▶ [EXCERPTED DATA]:
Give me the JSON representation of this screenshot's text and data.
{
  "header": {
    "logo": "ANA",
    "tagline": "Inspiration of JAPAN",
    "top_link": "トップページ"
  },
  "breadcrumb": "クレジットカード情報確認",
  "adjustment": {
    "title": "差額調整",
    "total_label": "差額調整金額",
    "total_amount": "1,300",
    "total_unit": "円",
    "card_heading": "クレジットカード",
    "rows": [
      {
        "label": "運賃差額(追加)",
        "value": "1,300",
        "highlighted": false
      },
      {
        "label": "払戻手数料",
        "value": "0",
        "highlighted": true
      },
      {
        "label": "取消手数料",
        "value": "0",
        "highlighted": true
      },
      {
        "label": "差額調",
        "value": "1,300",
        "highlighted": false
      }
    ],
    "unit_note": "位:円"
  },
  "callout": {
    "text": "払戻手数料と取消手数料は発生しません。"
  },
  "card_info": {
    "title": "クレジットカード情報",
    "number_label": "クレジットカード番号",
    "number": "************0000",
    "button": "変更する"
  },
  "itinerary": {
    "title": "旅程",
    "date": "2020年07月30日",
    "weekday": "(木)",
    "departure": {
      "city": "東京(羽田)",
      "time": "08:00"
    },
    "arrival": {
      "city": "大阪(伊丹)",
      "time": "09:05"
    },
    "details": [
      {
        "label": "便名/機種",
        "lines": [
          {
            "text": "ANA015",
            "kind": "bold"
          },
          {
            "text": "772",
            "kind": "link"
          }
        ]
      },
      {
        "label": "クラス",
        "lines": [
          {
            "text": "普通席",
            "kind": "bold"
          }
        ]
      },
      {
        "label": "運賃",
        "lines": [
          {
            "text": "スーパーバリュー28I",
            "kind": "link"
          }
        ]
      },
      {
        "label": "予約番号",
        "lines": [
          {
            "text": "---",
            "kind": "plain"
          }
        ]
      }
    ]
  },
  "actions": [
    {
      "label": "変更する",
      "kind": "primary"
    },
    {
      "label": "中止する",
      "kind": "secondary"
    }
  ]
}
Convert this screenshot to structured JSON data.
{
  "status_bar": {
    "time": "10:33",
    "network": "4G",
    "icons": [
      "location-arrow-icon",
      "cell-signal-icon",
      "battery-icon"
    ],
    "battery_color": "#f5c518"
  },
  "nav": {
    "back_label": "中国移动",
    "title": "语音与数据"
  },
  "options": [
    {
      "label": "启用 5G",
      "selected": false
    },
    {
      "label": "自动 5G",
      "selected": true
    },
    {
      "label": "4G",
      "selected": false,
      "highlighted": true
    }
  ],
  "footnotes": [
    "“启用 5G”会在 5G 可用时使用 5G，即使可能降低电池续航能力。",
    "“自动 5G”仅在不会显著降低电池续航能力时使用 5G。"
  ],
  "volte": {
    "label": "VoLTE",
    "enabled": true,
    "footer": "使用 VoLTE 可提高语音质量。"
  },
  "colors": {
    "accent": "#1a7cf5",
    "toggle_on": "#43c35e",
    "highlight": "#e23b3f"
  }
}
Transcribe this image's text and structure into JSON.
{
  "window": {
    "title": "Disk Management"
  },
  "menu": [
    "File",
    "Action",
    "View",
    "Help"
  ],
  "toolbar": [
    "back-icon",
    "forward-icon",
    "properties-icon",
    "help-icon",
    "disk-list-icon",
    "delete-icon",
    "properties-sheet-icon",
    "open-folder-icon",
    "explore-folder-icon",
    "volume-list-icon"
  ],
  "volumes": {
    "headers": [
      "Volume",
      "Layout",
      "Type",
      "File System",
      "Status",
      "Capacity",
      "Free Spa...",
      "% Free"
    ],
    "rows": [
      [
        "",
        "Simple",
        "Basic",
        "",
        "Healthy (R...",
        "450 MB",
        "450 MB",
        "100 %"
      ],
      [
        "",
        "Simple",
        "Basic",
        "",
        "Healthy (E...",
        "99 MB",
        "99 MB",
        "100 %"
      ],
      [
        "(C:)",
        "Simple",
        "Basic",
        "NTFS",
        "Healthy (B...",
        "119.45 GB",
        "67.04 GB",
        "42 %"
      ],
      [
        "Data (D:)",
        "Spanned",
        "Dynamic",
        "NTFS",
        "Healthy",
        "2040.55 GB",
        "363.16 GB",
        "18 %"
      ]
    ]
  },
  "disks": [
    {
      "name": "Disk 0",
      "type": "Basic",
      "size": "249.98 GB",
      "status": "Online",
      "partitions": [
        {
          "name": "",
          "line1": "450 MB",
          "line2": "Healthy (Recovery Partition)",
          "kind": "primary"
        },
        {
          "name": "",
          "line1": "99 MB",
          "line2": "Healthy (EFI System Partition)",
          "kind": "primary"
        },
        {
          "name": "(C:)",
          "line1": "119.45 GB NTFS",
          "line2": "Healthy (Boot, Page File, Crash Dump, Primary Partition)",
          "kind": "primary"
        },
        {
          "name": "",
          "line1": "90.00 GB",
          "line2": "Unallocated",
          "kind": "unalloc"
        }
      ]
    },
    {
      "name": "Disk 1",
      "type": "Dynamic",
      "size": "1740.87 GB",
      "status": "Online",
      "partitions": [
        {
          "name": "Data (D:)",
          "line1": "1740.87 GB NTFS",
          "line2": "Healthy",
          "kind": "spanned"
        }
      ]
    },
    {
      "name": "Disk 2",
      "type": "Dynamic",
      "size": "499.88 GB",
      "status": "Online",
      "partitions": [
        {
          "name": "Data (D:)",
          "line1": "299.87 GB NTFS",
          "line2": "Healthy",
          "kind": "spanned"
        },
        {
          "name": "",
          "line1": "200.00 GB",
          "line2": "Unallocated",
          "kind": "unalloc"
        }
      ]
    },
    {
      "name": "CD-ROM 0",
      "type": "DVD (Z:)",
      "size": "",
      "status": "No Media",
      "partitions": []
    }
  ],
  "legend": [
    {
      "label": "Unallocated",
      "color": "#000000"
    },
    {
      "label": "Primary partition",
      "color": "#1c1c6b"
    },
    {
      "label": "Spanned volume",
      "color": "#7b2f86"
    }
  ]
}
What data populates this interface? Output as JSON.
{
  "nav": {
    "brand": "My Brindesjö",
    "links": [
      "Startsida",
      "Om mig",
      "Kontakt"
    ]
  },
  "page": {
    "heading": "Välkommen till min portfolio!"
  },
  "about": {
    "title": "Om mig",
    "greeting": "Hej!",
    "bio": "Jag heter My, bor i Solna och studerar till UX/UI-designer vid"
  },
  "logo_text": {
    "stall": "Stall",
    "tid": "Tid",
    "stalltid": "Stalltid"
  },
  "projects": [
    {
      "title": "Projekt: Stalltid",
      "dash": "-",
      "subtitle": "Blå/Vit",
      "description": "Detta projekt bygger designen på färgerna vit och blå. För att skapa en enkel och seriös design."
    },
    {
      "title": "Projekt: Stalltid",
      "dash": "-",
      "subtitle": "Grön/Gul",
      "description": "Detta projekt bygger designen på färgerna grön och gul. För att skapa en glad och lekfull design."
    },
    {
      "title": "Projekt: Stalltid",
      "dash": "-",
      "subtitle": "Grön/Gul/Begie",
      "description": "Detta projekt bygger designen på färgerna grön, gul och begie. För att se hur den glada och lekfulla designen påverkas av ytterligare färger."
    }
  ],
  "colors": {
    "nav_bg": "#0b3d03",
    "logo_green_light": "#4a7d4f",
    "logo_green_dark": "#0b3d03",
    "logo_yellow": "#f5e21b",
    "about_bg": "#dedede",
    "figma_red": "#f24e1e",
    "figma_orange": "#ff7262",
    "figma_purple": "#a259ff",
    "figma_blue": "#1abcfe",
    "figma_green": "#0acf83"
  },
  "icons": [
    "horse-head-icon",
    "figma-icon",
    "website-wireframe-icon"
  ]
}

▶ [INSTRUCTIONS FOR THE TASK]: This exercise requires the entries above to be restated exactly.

▶ [ANSWER SPACE]:
Give me the JSON representation of this screenshot's text and data.
{
  "header": {
    "logo": "ANA",
    "tagline": "Inspiration of JAPAN",
    "top_link": "トップページ"
  },
  "breadcrumb": "クレジットカード情報確認",
  "adjustment": {
    "title": "差額調整",
    "total_label": "差額調整金額",
    "total_amount": "1,300",
    "total_unit": "円",
    "card_heading": "クレジットカード",
    "rows": [
      {
        "label": "運賃差額(追加)",
        "value": "1,300",
        "highlighted": false
      },
      {
        "label": "払戻手数料",
        "value": "0",
        "highlighted": true
      },
      {
        "label": "取消手数料",
        "value": "0",
        "highlighted": true
      },
      {
        "label": "差額調",
        "value": "1,300",
        "highlighted": false
      }
    ],
    "unit_note": "位:円"
  },
  "callout": {
    "text": "払戻手数料と取消手数料は発生しません。"
  },
  "card_info": {
    "title": "クレジットカード情報",
    "number_label": "クレジットカード番号",
    "number": "************0000",
    "button": "変更する"
  },
  "itinerary": {
    "title": "旅程",
    "date": "2020年07月30日",
    "weekday": "(木)",
    "departure": {
      "city": "東京(羽田)",
      "time": "08:00"
    },
    "arrival": {
      "city": "大阪(伊丹)",
      "time": "09:05"
    },
    "details": [
      {
        "label": "便名/機種",
        "lines": [
          {
            "text": "ANA015",
            "kind": "bold"
          },
          {
            "text": "772",
            "kind": "link"
          }
        ]
      },
      {
        "label": "クラス",
        "lines": [
          {
            "text": "普通席",
            "kind": "bold"
          }
        ]
      },
      {
        "label": "運賃",
        "lines": [
          {
            "text": "スーパーバリュー28I",
            "kind": "link"
          }
        ]
      },
      {
        "label": "予約番号",
        "lines": [
          {
            "text": "---",
            "kind": "plain"
          }
        ]
      }
    ]
  },
  "actions": [
    {
      "label": "変更する",
      "kind": "primary"
    },
    {
      "label": "中止する",
      "kind": "secondary"
    }
  ]
}
Convert this screenshot to structured JSON data.
{
  "status_bar": {
    "time": "10:33",
    "network": "4G",
    "icons": [
      "location-arrow-icon",
      "cell-signal-icon",
      "battery-icon"
    ],
    "battery_color": "#f5c518"
  },
  "nav": {
    "back_label": "中国移动",
    "title": "语音与数据"
  },
  "options": [
    {
      "label": "启用 5G",
      "selected": false
    },
    {
      "label": "自动 5G",
      "selected": true
    },
    {
      "label": "4G",
      "selected": false,
      "highlighted": true
    }
  ],
  "footnotes": [
    "“启用 5G”会在 5G 可用时使用 5G，即使可能降低电池续航能力。",
    "“自动 5G”仅在不会显著降低电池续航能力时使用 5G。"
  ],
  "volte": {
    "label": "VoLTE",
    "enabled": true,
    "footer": "使用 VoLTE 可提高语音质量。"
  },
  "colors": {
    "accent": "#1a7cf5",
    "toggle_on": "#43c35e",
    "highlight": "#e23b3f"
  }
}
Transcribe this image's text and structure into JSON.
{
  "window": {
    "title": "Disk Management"
  },
  "menu": [
    "File",
    "Action",
    "View",
    "Help"
  ],
  "toolbar": [
    "back-icon",
    "forward-icon",
    "properties-icon",
    "help-icon",
    "disk-list-icon",
    "delete-icon",
    "properties-sheet-icon",
    "open-folder-icon",
    "explore-folder-icon",
    "volume-list-icon"
  ],
  "volumes": {
    "headers": [
      "Volume",
      "Layout",
      "Type",
      "File System",
      "Status",
      "Capacity",
      "Free Spa...",
      "% Free"
    ],
    "rows": [
      [
        "",
        "Simple",
        "Basic",
        "",
        "Healthy (R...",
        "450 MB",
        "450 MB",
        "100 %"
      ],
      [
        "",
        "Simple",
        "Basic",
        "",
        "Healthy (E...",
        "99 MB",
        "99 MB",
        "100 %"
      ],
      [
        "(C:)",
        "Simple",
        "Basic",
        "NTFS",
        "Healthy (B...",
        "119.45 GB",
        "67.04 GB",
        "42 %"
      ],
      [
        "Data (D:)",
        "Spanned",
        "Dynamic",
        "NTFS",
        "Healthy",
        "2040.55 GB",
        "363.16 GB",
        "18 %"
      ]
    ]
  },
  "disks": [
    {
      "name": "Disk 0",
      "type": "Basic",
      "size": "249.98 GB",
      "status": "Online",
      "partitions": [
        {
          "name": "",
          "line1": "450 MB",
          "line2": "Healthy (Recovery Partition)",
          "kind": "primary"
        },
        {
          "name": "",
          "line1": "99 MB",
          "line2": "Healthy (EFI System Partition)",
          "kind": "primary"
        },
        {
          "name": "(C:)",
          "line1": "119.45 GB NTFS",
          "line2": "Healthy (Boot, Page File, Crash Dump, Primary Partition)",
          "kind": "primary"
        },
        {
          "name": "",
          "line1": "90.00 GB",
          "line2": "Unallocated",
          "kind": "unalloc"
        }
      ]
    },
    {
      "name": "Disk 1",
      "type": "Dynamic",
      "size": "1740.87 GB",
      "status": "Online",
      "partitions": [
        {
          "name": "Data (D:)",
          "line1": "1740.87 GB NTFS",
          "line2": "Healthy",
          "kind": "spanned"
        }
      ]
    },
    {
      "name": "Disk 2",
      "type": "Dynamic",
      "size": "499.88 GB",
      "status": "Online",
      "partitions": [
        {
          "name": "Data (D:)",
          "line1": "299.87 GB NTFS",
          "line2": "Healthy",
          "kind": "spanned"
        },
        {
          "name": "",
          "line1": "200.00 GB",
          "line2": "Unallocated",
          "kind": "unalloc"
        }
      ]
    },
    {
      "name": "CD-ROM 0",
      "type": "DVD (Z:)",
      "size": "",
      "status": "No Media",
      "partitions": []
    }
  ],
  "legend": [
    {
      "label": "Unallocated",
      "color": "#000000"
    },
    {
      "label": "Primary partition",
      "color": "#1c1c6b"
    },
    {
      "label": "Spanned volume",
      "color": "#7b2f86"
    }
  ]
}
What data populates this interface? Output as JSON.
{
  "nav": {
    "brand": "My Brindesjö",
    "links": [
      "Startsida",
      "Om mig",
      "Kontakt"
    ]
  },
  "page": {
    "heading": "Välkommen till min portfolio!"
  },
  "about": {
    "title": "Om mig",
    "greeting": "Hej!",
    "bio": "Jag heter My, bor i Solna och studerar till UX/UI-designer vid"
  },
  "logo_text": {
    "stall": "Stall",
    "tid": "Tid",
    "stalltid": "Stalltid"
  },
  "projects": [
    {
      "title": "Projekt: Stalltid",
      "dash": "-",
      "subtitle": "Blå/Vit",
      "description": "Detta projekt bygger designen på färgerna vit och blå. För att skapa en enkel och seriös design."
    },
    {
      "title": "Projekt: Stalltid",
      "dash": "-",
      "subtitle": "Grön/Gul",
      "description": "Detta projekt bygger designen på färgerna grön och gul. För att skapa en glad och lekfull design."
    },
    {
      "title": "Projekt: Stalltid",
      "dash": "-",
      "subtitle": "Grön/Gul/Begie",
      "description": "Detta projekt bygger designen på färgerna grön, gul och begie. För att se hur den glada och lekfulla designen påverkas av ytterligare färger."
    }
  ],
  "colors": {
    "nav_bg": "#0b3d03",
    "logo_green_light": "#4a7d4f",
    "logo_green_dark": "#0b3d03",
    "logo_yellow": "#f5e21b",
    "about_bg": "#dedede",
    "figma_red": "#f24e1e",
    "figma_orange": "#ff7262",
    "figma_purple": "#a259ff",
    "figma_blue": "#1abcfe",
    "figma_green": "#0acf83"
  },
  "icons": [
    "horse-head-icon",
    "figma-icon",
    "website-wireframe-icon"
  ]
}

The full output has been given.